A Corrupt Elite

The portrayal of the officials in the outlaw hero stories shows a deep dissatisfaction with those who had the most contact with our middle class audience; clergy and sheriffs. In Robin Hood’s The Gest the corrupt Abbot of St Mary’s abbey is made a fool of by the Knight. Whilst the audience knew the Knight had the money to take back his lands, he begs for more time which theRobin Hood 4.gif Abbot refuses. Turning then to the Sheriff for help, he finds him bribed by the Abbot. This story is a negative commentary on what was happening at the time. Sheriffs and other justice officials took many bribes during court proceedings that would guarantee whoever could pay more would get the outcome they desired. Just like in the story, the Knight who is meant to represent the poor at this stage, as that is what they believe him to be, the Justice does not care about a fair system so long as they profit from it. In Cloudesley’s story, the Sheriff is so concerned with punishing William for breaking an elite law that he sets fire to a house with innocent women and children in it. He appears barbaric and uncaring as long as he gets the outcome he wants, which in this case is William’s capture. Clearly the officials in these stories are the villains: corrupted, aggressive and selfish. This in itself is evidence that the stories were used to show the audience’s dissatisfaction with the elites they came in contact with. Furthermore, by casting them into the position of villains, they make the outlaws the heroes. As heroes their actions are all justified, even when Cloudesley and his companions kill all the officials of their town.
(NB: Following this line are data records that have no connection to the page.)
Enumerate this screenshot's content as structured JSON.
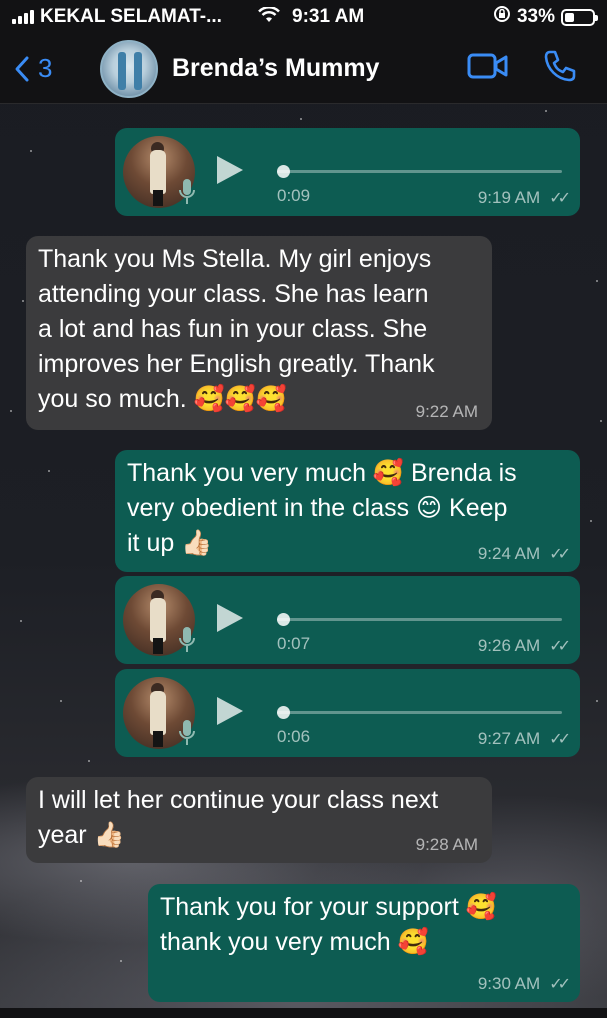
{
  "status_bar": {
    "carrier": "KEKAL SELAMAT-...",
    "time": "9:31 AM",
    "battery": "33%",
    "battery_level": 0.33
  },
  "header": {
    "back_count": "3",
    "contact_name": "Brenda’s Mummy",
    "icons": [
      "back-chevron-icon",
      "video-call-icon",
      "phone-call-icon"
    ]
  },
  "messages": [
    {
      "type": "voice",
      "direction": "outgoing",
      "duration": "0:09",
      "time": "9:19 AM",
      "read": true
    },
    {
      "type": "text",
      "direction": "incoming",
      "lines": [
        "Thank you Ms Stella. My girl enjoys",
        "attending your class. She has learn",
        "a lot and has fun in your class. She",
        "improves her English greatly. Thank",
        "you so much. 🥰🥰🥰"
      ],
      "time": "9:22 AM"
    },
    {
      "type": "text",
      "direction": "outgoing",
      "lines": [
        "Thank you very much 🥰 Brenda is",
        "very obedient in the class 😊 Keep",
        "it up 👍🏻"
      ],
      "time": "9:24 AM",
      "read": true
    },
    {
      "type": "voice",
      "direction": "outgoing",
      "duration": "0:07",
      "time": "9:26 AM",
      "read": true
    },
    {
      "type": "voice",
      "direction": "outgoing",
      "duration": "0:06",
      "time": "9:27 AM",
      "read": true
    },
    {
      "type": "text",
      "direction": "incoming",
      "lines": [
        "I will let her continue your class next",
        "year 👍🏻"
      ],
      "time": "9:28 AM"
    },
    {
      "type": "text",
      "direction": "outgoing",
      "lines": [
        "Thank you for your support 🥰",
        "thank you very much 🥰"
      ],
      "time": "9:30 AM",
      "read": true
    }
  ],
  "colors": {
    "outgoing_bubble": "#0d5c52",
    "incoming_bubble": "#3b3b3d",
    "accent": "#3a8cf5"
  }
}
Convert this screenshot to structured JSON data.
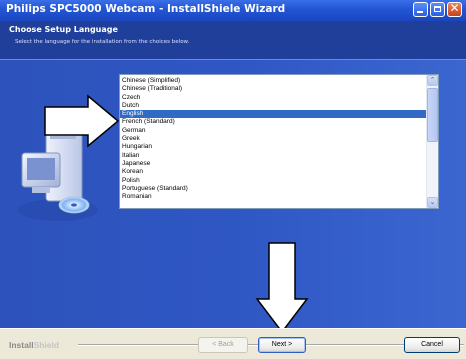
{
  "window": {
    "title": "Philips SPC5000 Webcam - InstallShiele Wizard"
  },
  "header": {
    "title": "Choose Setup Language",
    "subtitle": "Select the language for the installation from the choices below."
  },
  "languages": {
    "items": [
      "Chinese (Simplified)",
      "Chinese (Traditional)",
      "Czech",
      "Dutch",
      "English",
      "French (Standard)",
      "German",
      "Greek",
      "Hungarian",
      "Italian",
      "Japanese",
      "Korean",
      "Polish",
      "Portuguese (Standard)",
      "Romanian"
    ],
    "selected": "English"
  },
  "footer": {
    "brand_install": "Install",
    "brand_shield": "Shield",
    "back_label": "< Back",
    "next_label": "Next >",
    "cancel_label": "Cancel"
  },
  "colors": {
    "titlebar": "#2457d5",
    "main_bg": "#2f57c4",
    "selection": "#316ac5",
    "footer_bg": "#ece9d8"
  },
  "icons": {
    "minimize": "minimize-icon",
    "maximize": "maximize-icon",
    "close": "close-icon",
    "scroll_up": "scroll-up-icon",
    "scroll_down": "scroll-down-icon",
    "computer": "computer-cd-icon",
    "arrow_right": "arrow-right-icon",
    "arrow_down": "arrow-down-icon"
  }
}
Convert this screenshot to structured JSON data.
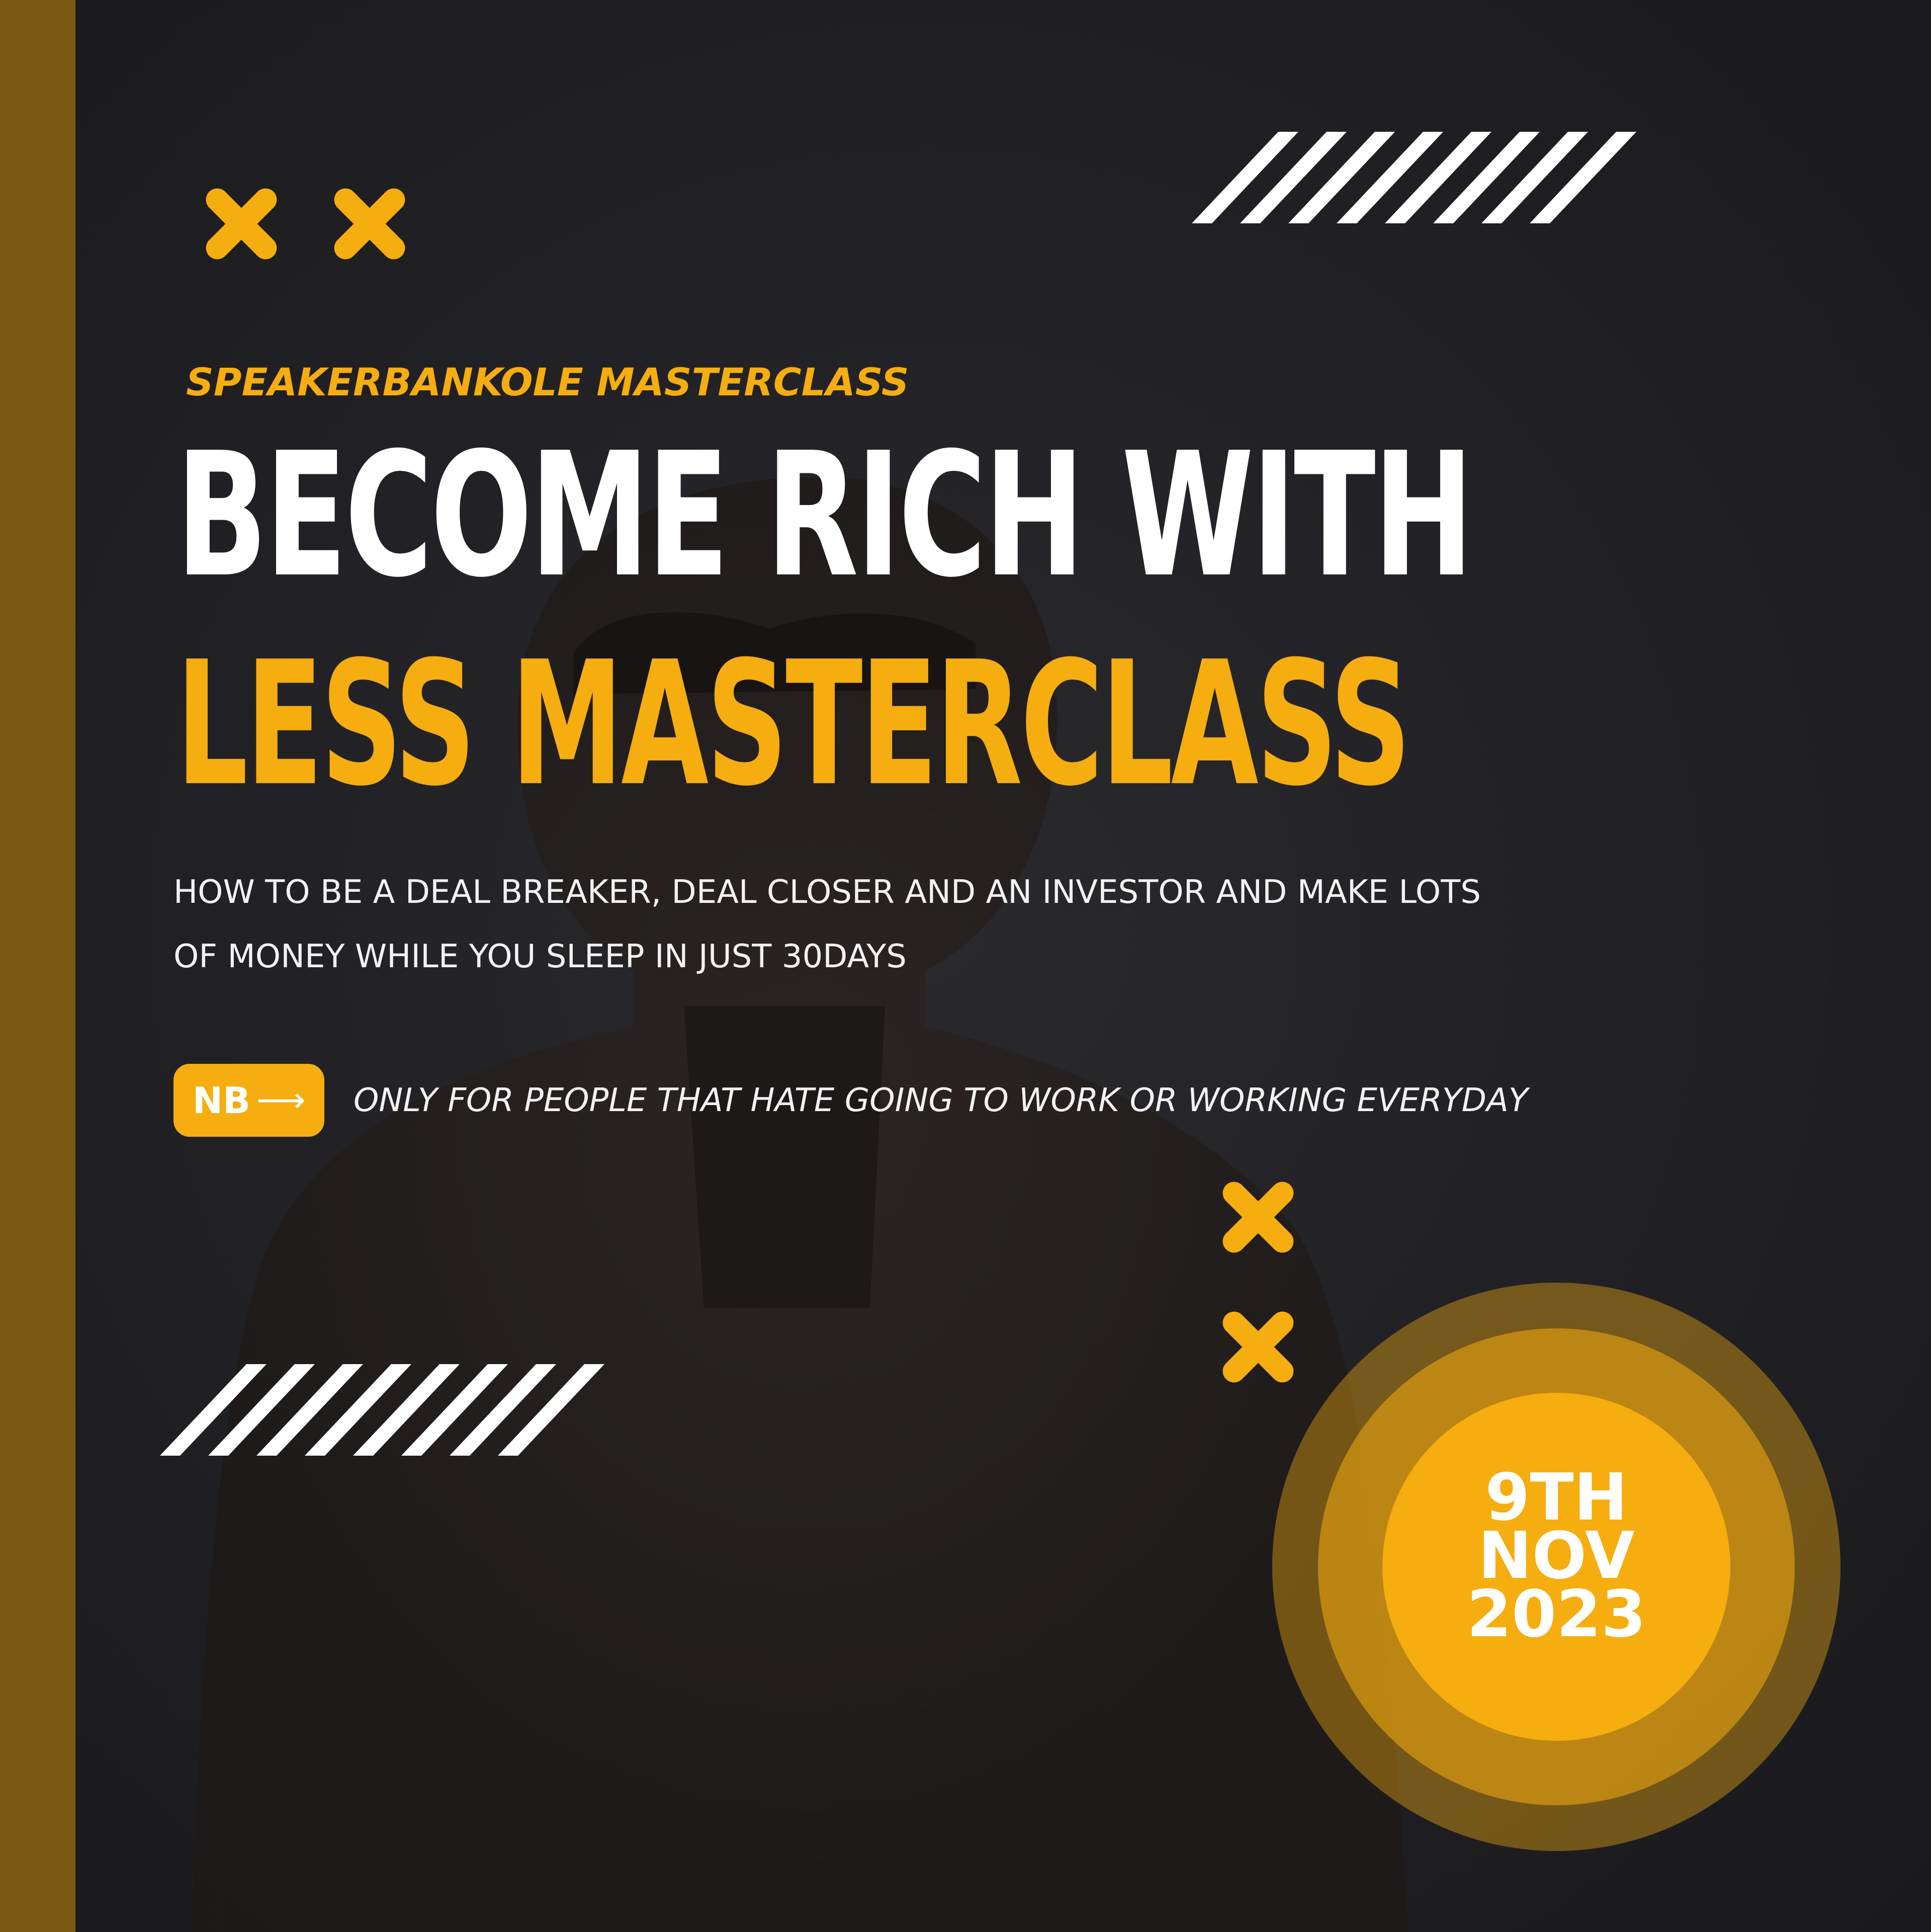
{
  "event": {
    "series_name": "SPEAKERBANKOLE MASTERCLASS",
    "title_line_1": "BECOME RICH WITH",
    "title_line_2": "LESS MASTERCLASS",
    "description_line_1": "HOW TO BE A DEAL BREAKER, DEAL CLOSER AND AN INVESTOR AND MAKE LOTS",
    "description_line_2": "OF MONEY WHILE YOU SLEEP IN JUST 30DAYS",
    "nb_label": "NB",
    "nb_arrow": "⟶",
    "nb_text": "ONLY FOR PEOPLE THAT HATE GOING TO WORK OR WORKING EVERYDAY"
  },
  "date": {
    "day": "9TH",
    "month": "NOV",
    "year": "2023"
  },
  "decor": {
    "icons": [
      "x-mark-icon",
      "stripes-icon"
    ]
  },
  "colors": {
    "accent": "#f5ad0f",
    "background": "#222226",
    "side_bar": "#7a5912",
    "text": "#ffffff"
  }
}
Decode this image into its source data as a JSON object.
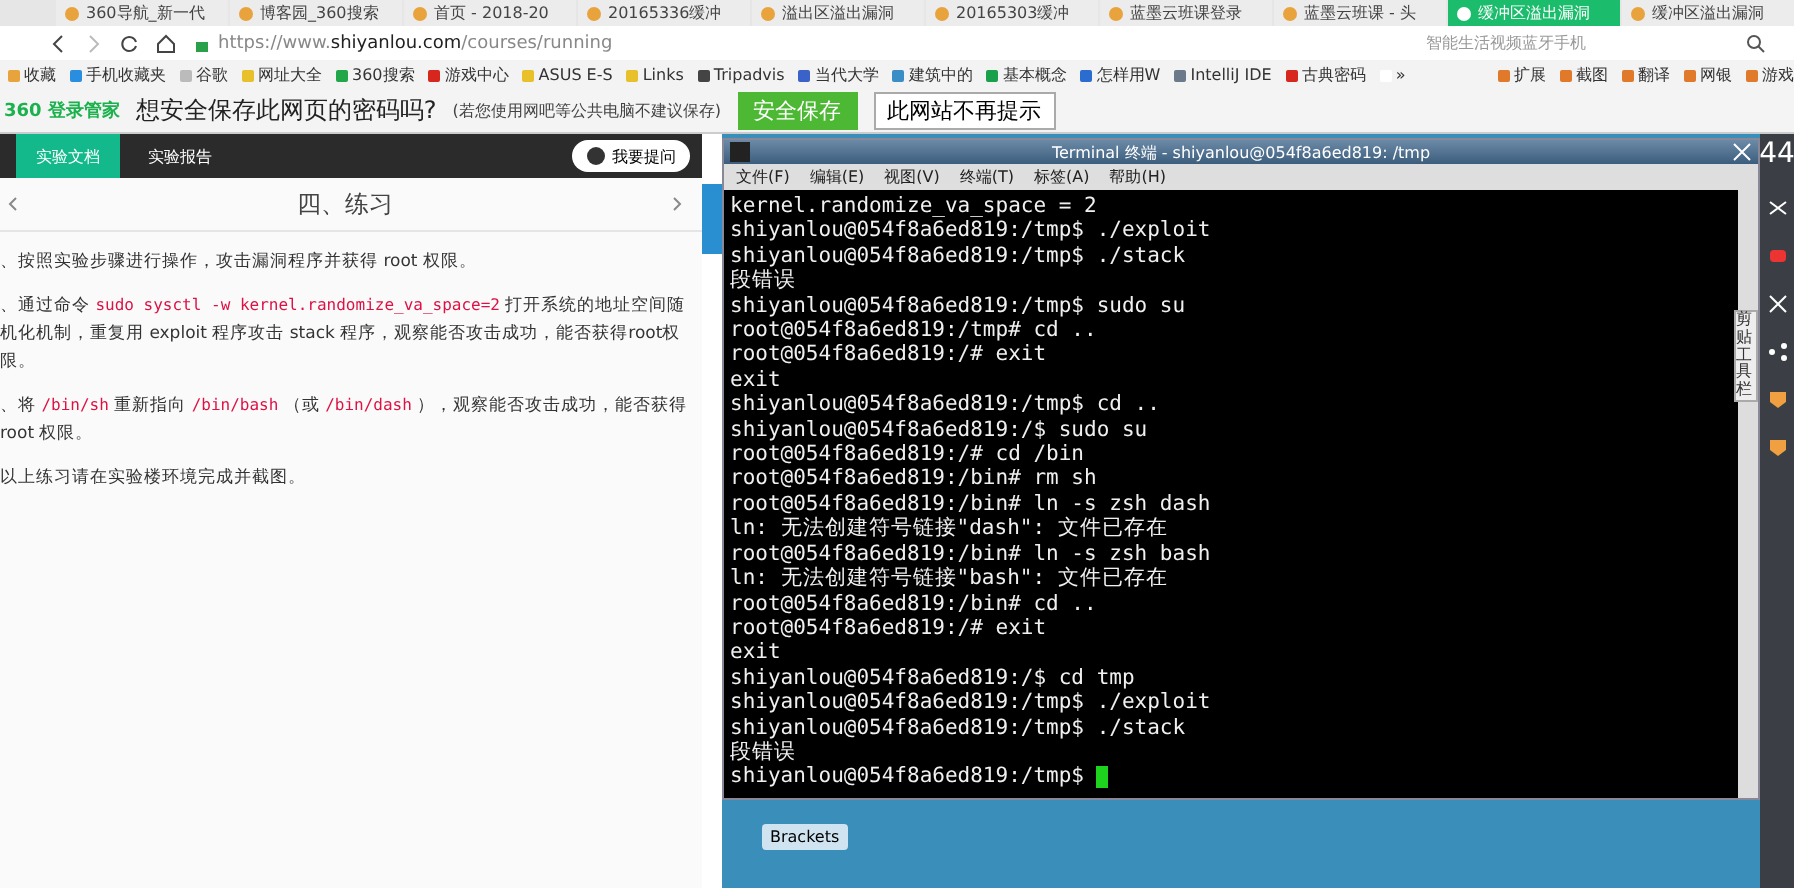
{
  "browser": {
    "tabs": [
      {
        "title": "360导航_新一代",
        "selected": false
      },
      {
        "title": "博客园_360搜索",
        "selected": false
      },
      {
        "title": "首页 - 2018-20",
        "selected": false
      },
      {
        "title": "20165336缓冲",
        "selected": false
      },
      {
        "title": "溢出区溢出漏洞",
        "selected": false
      },
      {
        "title": "20165303缓冲",
        "selected": false
      },
      {
        "title": "蓝墨云班课登录",
        "selected": false
      },
      {
        "title": "蓝墨云班课 - 头",
        "selected": false
      },
      {
        "title": "缓冲区溢出漏洞",
        "selected": true
      },
      {
        "title": "缓冲区溢出漏洞",
        "selected": false
      }
    ],
    "url_scheme": "https://www.",
    "url_host": "shiyanlou.com",
    "url_path": "/courses/running",
    "search_placeholder": "智能生活视频蓝牙手机",
    "bookmarks": [
      "收藏",
      "手机收藏夹",
      "谷歌",
      "网址大全",
      "360搜索",
      "游戏中心",
      "ASUS E-S",
      "Links",
      "Tripadvis",
      "当代大学",
      "建筑中的",
      "基本概念",
      "怎样用W",
      "IntelliJ IDE",
      "古典密码",
      "»"
    ],
    "tools": [
      "扩展",
      "截图",
      "翻译",
      "网银",
      "游戏"
    ],
    "password_bar": {
      "brand": "360 登录管家",
      "question": "想安全保存此网页的密码吗?",
      "note": "(若您使用网吧等公共电脑不建议保存)",
      "save": "安全保存",
      "never": "此网站不再提示"
    }
  },
  "lab": {
    "nav_tabs": [
      {
        "label": "实验文档",
        "selected": true
      },
      {
        "label": "实验报告",
        "selected": false
      }
    ],
    "ask_button": "我要提问",
    "heading": "四、练习",
    "items": [
      [
        {
          "kind": "text",
          "text": "、按照实验步骤进行操作，攻击漏洞程序并获得 root 权限。"
        }
      ],
      [
        {
          "kind": "text",
          "text": "、通过命令 "
        },
        {
          "kind": "code",
          "text": "sudo sysctl -w kernel.randomize_va_space=2"
        },
        {
          "kind": "text",
          "text": " 打开系统的地址空间随机化机制，重复用 exploit 程序攻击 stack 程序，观察能否攻击成功，能否获得root权限。"
        }
      ],
      [
        {
          "kind": "text",
          "text": "、将 "
        },
        {
          "kind": "code",
          "text": "/bin/sh"
        },
        {
          "kind": "text",
          "text": " 重新指向 "
        },
        {
          "kind": "code",
          "text": "/bin/bash"
        },
        {
          "kind": "text",
          "text": " （或 "
        },
        {
          "kind": "code",
          "text": "/bin/dash"
        },
        {
          "kind": "text",
          "text": " ），观察能否攻击成功，能否获得 root 权限。"
        }
      ],
      [
        {
          "kind": "text",
          "text": "以上练习请在实验楼环境完成并截图。"
        }
      ]
    ]
  },
  "terminal": {
    "title": "Terminal 终端 - shiyanlou@054f8a6ed819: /tmp",
    "menu": [
      "文件(F)",
      "编辑(E)",
      "视图(V)",
      "终端(T)",
      "标签(A)",
      "帮助(H)"
    ],
    "lines": [
      "kernel.randomize_va_space = 2",
      "shiyanlou@054f8a6ed819:/tmp$ ./exploit",
      "shiyanlou@054f8a6ed819:/tmp$ ./stack",
      "段错误",
      "shiyanlou@054f8a6ed819:/tmp$ sudo su",
      "root@054f8a6ed819:/tmp# cd ..",
      "root@054f8a6ed819:/# exit",
      "exit",
      "shiyanlou@054f8a6ed819:/tmp$ cd ..",
      "shiyanlou@054f8a6ed819:/$ sudo su",
      "root@054f8a6ed819:/# cd /bin",
      "root@054f8a6ed819:/bin# rm sh",
      "root@054f8a6ed819:/bin# ln -s zsh dash",
      "ln: 无法创建符号链接\"dash\": 文件已存在",
      "root@054f8a6ed819:/bin# ln -s zsh bash",
      "ln: 无法创建符号链接\"bash\": 文件已存在",
      "root@054f8a6ed819:/bin# cd ..",
      "root@054f8a6ed819:/# exit",
      "exit",
      "shiyanlou@054f8a6ed819:/$ cd tmp",
      "shiyanlou@054f8a6ed819:/tmp$ ./exploit",
      "shiyanlou@054f8a6ed819:/tmp$ ./stack",
      "段错误"
    ],
    "prompt": "shiyanlou@054f8a6ed819:/tmp$ ",
    "desktop_button": "Brackets",
    "toolbar_tab": "剪贴工具栏"
  },
  "side": {
    "counter": "44"
  }
}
Justified violence towards corrupt officials was seen during the Peasants Revolt when the Archbishop of Canterbury and Robert Hales were executed on Tower Hill, where traitors to the crown were sentenced. In a way, by having heroes celebrated in the outlaw stories for acts of violence against officials, the audience is also celebrating those who acted violently against similar figures during the Revolt. That violence was being celebrated even in the stories shows how deeply the people felt a dissatisfaction with the justice system.

We All Love An Underdog

Robin Hood was the first in a long tradition of people favouring the underdog, or criminal. Highwaymen, bandits and gangsters have joined the man in green tights as a stranger living outside of society in order to judge and correct it. Reflections of outlaw stories like this one provide us with a good insight into the problems in each outlaw hero’s society, and the desires of those reading their tales.

Written by Jessica Harris


Primary Sources:

“Medieval Sourcebook: Anonimalle Chronicle: English Peasants revolt 1381”, Accessed 8/05/2015, http://legacy.fordham.edu/halsall/source/anon1381.asp.

Knight, Stephen Thomas, and Thomas H. Ohlgren, “A Gest of Robyn Hode.” In Robin Hood and Other Outlaw Tales. (Kalamazoo, Mich: Medieval Institute Publications), 1997.

Knight, Stephen Thomas, and Thomas H. Ohlgren, “Adam Bell, Clym of the Clough and William Cloudesley.” In Robin Hood and Other Outlaw Tales. (Kalamazoo, Mich: Medieval Institute Publications), 1997.

The Land of Cockaygne – Wessex Parallel Web Texts, Accessed 8/05/2015, http://www.southampton.ac.uk/~wpwt/trans/cockaygn/cockaygn.htm

Secondary Sources:

Dobson, R. B, The Peasants Revolt of 1381, (London: Macmillan), 1983.

Dobson, R. B. and J. Taylor, Rymes of Robin Hood: An Introduction to the English Outlaw, (Stroud: Sutton Publishing), 1925.

Musson, Anthony, Medieval Law in context: The growth of the legal consciousness from Magna Carta to the Peasants Revolt, (Manchester: Manchester University Press), 2001.

Pollard, A. J, “Idealising criminality: Robin Hood in the fifteenth century”, in Pragmatic utopias: ideals and communities, 1200-1630 ed. Rosemary Horrox, pp.156- 174, (Cambridge: Cambridge University Press), 2001.

Spraggs, Gillian, Outlaws and Highwaymen the cult of the robber in England from the Middle Ages to the nineteenth century, (London: Pimlico), 2001.